In 1861 French forces invaded Mexico and eventually took the capital in 1863. On May 5th 1862 a large French army was defeated by a small Mexican force in Puebla. This victory became a symbol of resistance for the Mexicans during the French occupation and has remained a patriotic celebration ever since particularly in Puebla where the battle took place. The French withdrew forces from Mexico in 1866.
Christmas and Easter
Christmas is a national holiday in Mexico. The celebrations are a mixture of Roman Catholic and cultural traditions. Children receive gifts on Christmas Eve and families create nativity scenes, often placing the figure of baby Jesus into the scene at midnight on Christmas Eve. Another tradition is Las Posadas where families take it in turns to be the house where a party is held after the party goers are turned away from other houses along the way to the hosts. This reenacts the story of Mary and Joseph being turned away from lodgings.
Since nearly 90% of Mexican population are Roman Catholic, the Easter holiday is also a very important religious holiday. Senema Santa -- the week before Easter -- is characterized with processions and passion plays throughout the country. Festivals in the regions of Taxco, Pátzcuaro, Oaxaca and San Cristobal de las Casas are particularly grand.
Our Lady Guadalupe\'s Feast Day
The shrine of the Virgin of Guadalupe, an icon of the Virgin Mary, is the most visited Catholic pilgrimage site in the world. Millions of people visit this shrine every year with a high point in numbers being December 12th on Our Lady Guadalupe\'s Feast Day. Lady Guadalupe is a pivotally important figure in Mexico. This was the image that converted many Mexican\'s to Christianity and countless revolutionary figures have evoked her name and image to symbolize the Mexican nation and people.

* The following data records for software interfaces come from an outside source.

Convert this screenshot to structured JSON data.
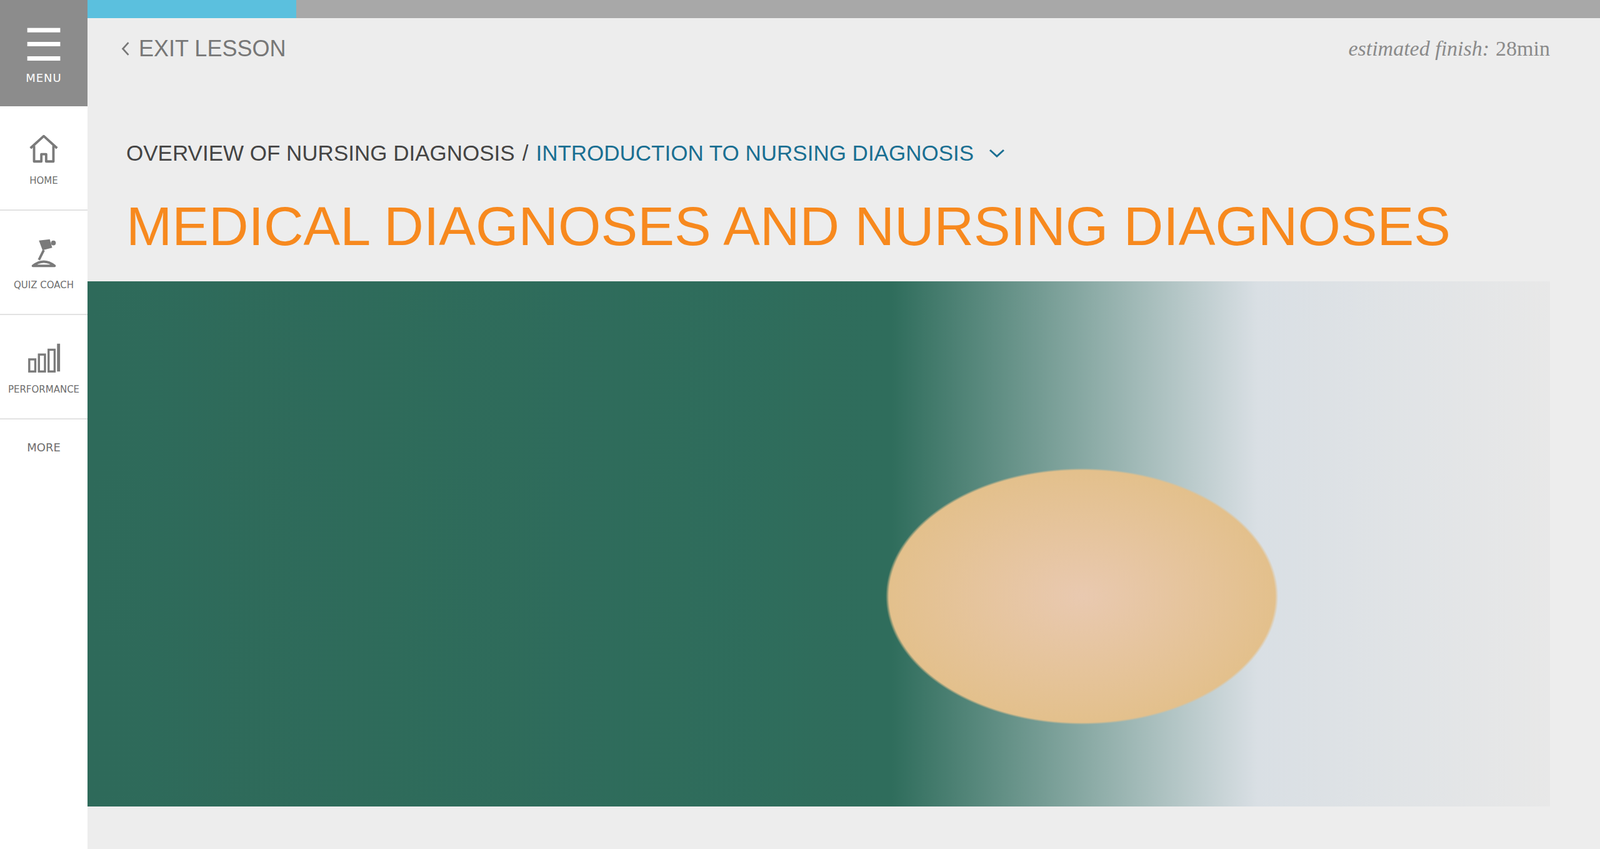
{
  "sidebar": {
    "menu": {
      "icon": "☰",
      "label": "MENU"
    },
    "items": [
      {
        "label": "HOME"
      },
      {
        "label": "QUIZ COACH"
      },
      {
        "label": "PERFORMANCE"
      },
      {
        "label": "MORE"
      }
    ]
  },
  "progress": {
    "level": 0.138
  },
  "header": {
    "exit": "EXIT LESSON",
    "estimate_label": "estimated finish:",
    "estimate_value": "28min"
  },
  "breadcrumb": {
    "parent": "OVERVIEW OF NURSING DIAGNOSIS",
    "separator": "/",
    "current": "INTRODUCTION TO NURSING DIAGNOSIS"
  },
  "title": "MEDICAL DIAGNOSES AND NURSING DIAGNOSES"
}
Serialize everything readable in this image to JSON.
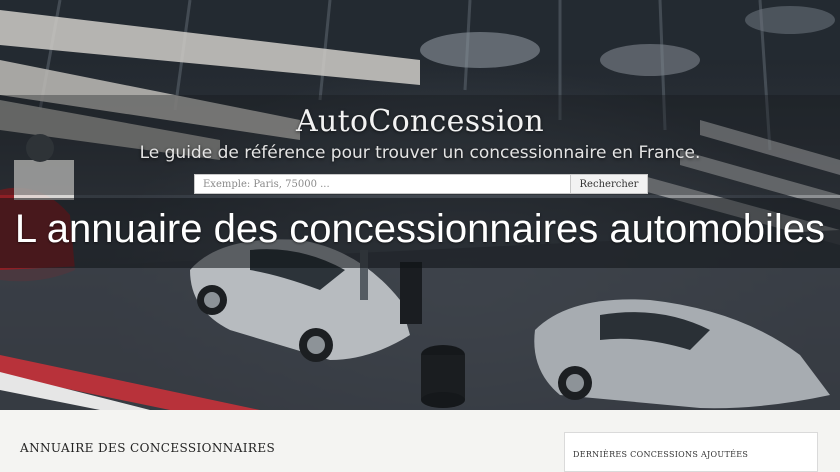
{
  "header": {
    "site_title": "AutoConcession",
    "tagline": "Le guide de référence pour trouver un concessionnaire en France.",
    "hero_heading": "L annuaire des concessionnaires automobiles"
  },
  "search": {
    "placeholder": "Exemple: Paris, 75000 ...",
    "button_label": "Rechercher"
  },
  "main": {
    "section_heading": "ANNUAIRE DES CONCESSIONNAIRES"
  },
  "sidebar": {
    "heading": "DERNIÈRES CONCESSIONS AJOUTÉES"
  }
}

Guelaguetza dance festival in Oaxaca
The Oaxaca Guelaguetza is celebrated on the last two Mondays of July unless one day falls on July 18th in which case it is postponed for one week. The celebration takes place both in the capital and in surrounding villages. The focus of the festival is traditional dancing in full costume, parades and many other events during and around the festival days. The celebrations feature pre-Hispanic food, dress and customs although some Catholic aspects have blended in such as the timing of the festival coinciding with the feast day of Our Lady of the Mount Carmel. The festival is a celebration of indigenous culture and ways of life. Guelaguetza is a Zapotec word meaning “offering” which refers to the traditional way celebrations were the result of a whole community pitching in with contributions of food or alcohol.

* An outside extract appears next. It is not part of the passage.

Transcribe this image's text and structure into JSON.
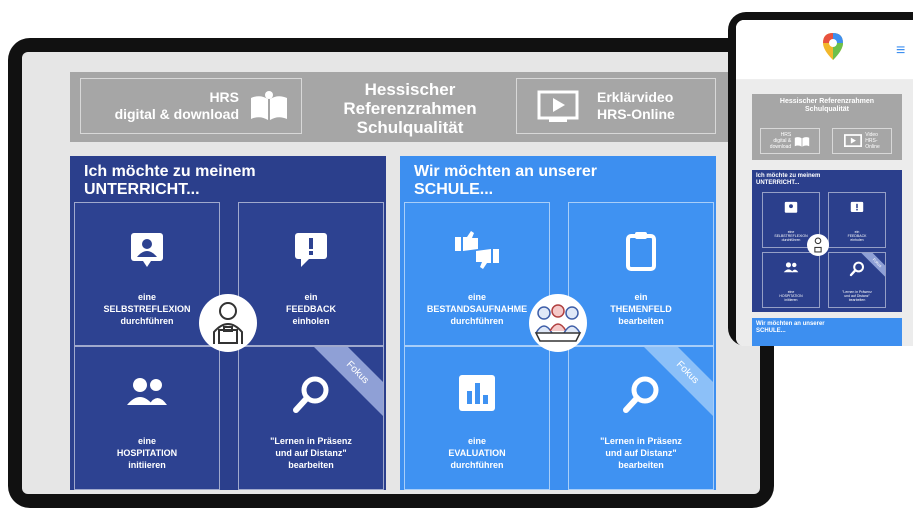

Other large festivals include: Día de la Candelaria or Candlemas, Dia de la Revolution (marking the end of the Revolution in 1910) and Benito Juarez’s Birthday.